YOUR ASSIGNMENT:
Look for the word "armor" in the data below, and copy every line that holds it.
==== EXTRACTED INFORMATION ====
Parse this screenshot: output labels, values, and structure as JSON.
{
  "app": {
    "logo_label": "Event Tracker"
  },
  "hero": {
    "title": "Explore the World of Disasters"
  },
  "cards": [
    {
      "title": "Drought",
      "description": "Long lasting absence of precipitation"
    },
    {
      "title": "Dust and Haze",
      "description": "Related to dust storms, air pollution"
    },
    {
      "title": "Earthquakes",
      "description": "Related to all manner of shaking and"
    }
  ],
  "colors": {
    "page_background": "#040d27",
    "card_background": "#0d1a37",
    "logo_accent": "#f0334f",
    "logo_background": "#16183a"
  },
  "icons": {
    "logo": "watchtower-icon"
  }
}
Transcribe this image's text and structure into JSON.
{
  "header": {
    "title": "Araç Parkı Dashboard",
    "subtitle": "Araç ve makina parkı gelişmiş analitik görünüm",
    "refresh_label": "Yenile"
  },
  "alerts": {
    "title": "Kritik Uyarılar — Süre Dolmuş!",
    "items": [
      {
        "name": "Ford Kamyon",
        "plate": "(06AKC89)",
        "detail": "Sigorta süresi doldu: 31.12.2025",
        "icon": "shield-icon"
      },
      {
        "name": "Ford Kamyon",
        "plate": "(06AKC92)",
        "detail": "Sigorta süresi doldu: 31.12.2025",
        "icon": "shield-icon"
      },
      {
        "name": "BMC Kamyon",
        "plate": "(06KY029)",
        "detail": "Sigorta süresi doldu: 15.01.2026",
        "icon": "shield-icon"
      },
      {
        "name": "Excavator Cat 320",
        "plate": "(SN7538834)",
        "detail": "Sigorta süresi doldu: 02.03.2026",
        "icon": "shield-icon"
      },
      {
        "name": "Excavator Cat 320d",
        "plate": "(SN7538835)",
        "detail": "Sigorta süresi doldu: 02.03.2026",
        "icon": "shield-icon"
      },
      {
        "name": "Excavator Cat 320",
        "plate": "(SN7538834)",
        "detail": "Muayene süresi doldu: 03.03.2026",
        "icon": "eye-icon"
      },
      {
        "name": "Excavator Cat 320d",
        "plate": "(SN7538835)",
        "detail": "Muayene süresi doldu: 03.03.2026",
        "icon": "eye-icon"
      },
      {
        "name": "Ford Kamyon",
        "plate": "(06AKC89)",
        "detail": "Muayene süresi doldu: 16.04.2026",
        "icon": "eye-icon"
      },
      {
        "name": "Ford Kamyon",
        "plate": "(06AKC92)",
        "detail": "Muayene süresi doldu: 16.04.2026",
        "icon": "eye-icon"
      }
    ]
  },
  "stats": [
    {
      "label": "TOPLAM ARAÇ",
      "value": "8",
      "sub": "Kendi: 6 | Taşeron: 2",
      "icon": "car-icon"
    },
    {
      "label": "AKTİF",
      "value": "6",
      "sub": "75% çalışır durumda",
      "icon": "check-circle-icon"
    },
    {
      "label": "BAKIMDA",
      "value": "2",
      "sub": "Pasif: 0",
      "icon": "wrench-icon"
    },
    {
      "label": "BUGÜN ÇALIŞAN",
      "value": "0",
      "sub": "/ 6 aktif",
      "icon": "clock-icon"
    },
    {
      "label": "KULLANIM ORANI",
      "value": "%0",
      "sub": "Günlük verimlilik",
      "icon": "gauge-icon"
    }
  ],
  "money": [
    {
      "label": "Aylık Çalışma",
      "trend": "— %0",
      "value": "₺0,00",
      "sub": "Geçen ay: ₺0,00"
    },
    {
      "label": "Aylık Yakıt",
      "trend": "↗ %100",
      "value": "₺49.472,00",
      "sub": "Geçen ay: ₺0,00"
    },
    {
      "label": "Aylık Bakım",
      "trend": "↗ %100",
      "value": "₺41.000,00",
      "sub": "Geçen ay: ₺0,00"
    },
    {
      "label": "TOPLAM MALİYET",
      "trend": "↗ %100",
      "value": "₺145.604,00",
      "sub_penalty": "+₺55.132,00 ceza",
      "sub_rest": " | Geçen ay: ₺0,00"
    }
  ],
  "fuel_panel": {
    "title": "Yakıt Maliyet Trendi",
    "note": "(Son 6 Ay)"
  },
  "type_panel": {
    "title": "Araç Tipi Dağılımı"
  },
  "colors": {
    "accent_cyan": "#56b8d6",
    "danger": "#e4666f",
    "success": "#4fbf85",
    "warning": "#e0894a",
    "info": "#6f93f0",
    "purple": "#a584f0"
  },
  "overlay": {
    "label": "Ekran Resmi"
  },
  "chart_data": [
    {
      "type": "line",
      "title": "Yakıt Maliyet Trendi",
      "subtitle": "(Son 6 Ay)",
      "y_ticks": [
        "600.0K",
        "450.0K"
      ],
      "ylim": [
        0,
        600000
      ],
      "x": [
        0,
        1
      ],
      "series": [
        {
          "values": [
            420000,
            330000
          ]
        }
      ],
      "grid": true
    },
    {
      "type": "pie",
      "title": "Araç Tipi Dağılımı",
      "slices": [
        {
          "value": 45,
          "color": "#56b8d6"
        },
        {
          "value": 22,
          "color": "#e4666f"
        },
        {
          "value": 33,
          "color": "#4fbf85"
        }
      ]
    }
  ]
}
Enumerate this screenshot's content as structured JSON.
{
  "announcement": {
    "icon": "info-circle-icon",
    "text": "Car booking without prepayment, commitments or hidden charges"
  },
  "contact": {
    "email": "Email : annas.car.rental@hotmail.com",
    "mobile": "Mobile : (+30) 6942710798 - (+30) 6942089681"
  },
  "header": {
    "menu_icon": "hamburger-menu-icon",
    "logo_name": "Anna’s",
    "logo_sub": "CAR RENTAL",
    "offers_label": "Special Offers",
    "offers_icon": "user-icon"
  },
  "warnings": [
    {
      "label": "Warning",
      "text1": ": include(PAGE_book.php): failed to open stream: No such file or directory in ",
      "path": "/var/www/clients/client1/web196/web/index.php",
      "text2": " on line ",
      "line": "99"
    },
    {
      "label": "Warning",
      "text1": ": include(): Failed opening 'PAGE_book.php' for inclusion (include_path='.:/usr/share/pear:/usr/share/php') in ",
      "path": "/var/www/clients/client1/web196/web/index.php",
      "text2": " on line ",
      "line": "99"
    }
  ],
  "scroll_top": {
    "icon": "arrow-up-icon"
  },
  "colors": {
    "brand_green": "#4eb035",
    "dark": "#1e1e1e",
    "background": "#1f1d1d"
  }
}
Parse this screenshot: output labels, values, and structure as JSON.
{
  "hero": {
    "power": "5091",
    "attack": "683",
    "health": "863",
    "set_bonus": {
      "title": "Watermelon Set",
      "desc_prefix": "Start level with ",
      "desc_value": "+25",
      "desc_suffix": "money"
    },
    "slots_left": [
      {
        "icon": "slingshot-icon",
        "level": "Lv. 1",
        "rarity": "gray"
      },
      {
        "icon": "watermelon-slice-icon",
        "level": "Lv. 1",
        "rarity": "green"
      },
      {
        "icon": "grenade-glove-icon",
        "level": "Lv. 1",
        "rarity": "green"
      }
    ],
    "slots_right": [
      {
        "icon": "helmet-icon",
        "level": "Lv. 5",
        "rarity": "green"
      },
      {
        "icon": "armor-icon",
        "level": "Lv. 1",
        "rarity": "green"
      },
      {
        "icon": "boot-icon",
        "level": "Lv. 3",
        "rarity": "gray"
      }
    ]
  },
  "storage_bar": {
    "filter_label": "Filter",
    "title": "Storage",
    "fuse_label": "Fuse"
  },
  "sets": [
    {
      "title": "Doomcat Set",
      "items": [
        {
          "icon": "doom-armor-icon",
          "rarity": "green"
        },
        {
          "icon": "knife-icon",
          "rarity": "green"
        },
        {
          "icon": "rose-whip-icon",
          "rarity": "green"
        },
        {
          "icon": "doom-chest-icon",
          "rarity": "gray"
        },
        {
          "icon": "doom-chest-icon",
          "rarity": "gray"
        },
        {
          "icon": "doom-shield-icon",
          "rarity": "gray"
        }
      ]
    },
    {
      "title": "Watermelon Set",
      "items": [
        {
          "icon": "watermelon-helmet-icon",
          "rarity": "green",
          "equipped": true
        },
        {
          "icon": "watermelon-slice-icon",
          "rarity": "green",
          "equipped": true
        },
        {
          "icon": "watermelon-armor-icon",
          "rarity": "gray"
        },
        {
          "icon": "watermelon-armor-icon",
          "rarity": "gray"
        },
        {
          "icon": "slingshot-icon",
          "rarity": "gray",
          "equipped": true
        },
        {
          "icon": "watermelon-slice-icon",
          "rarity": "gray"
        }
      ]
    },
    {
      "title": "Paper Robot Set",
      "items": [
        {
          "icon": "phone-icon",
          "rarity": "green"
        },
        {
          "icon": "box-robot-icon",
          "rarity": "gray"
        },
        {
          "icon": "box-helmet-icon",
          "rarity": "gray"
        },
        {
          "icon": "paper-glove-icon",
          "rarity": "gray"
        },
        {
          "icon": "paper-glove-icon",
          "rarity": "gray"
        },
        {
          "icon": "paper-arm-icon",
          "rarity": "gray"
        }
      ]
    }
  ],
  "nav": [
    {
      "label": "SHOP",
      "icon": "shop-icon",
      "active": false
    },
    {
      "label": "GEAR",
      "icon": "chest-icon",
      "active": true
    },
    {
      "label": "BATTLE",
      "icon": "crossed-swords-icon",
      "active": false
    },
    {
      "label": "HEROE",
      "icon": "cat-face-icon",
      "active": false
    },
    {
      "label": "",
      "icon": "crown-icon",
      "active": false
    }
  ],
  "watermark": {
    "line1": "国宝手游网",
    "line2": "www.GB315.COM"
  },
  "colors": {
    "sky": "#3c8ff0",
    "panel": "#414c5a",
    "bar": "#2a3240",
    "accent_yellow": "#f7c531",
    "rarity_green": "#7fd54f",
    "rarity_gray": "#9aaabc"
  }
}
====
ANSWER FOR THE TASK:
        "icon": "armor-icon",
          "icon": "doom-armor-icon",
          "icon": "watermelon-armor-icon",
          "icon": "watermelon-armor-icon",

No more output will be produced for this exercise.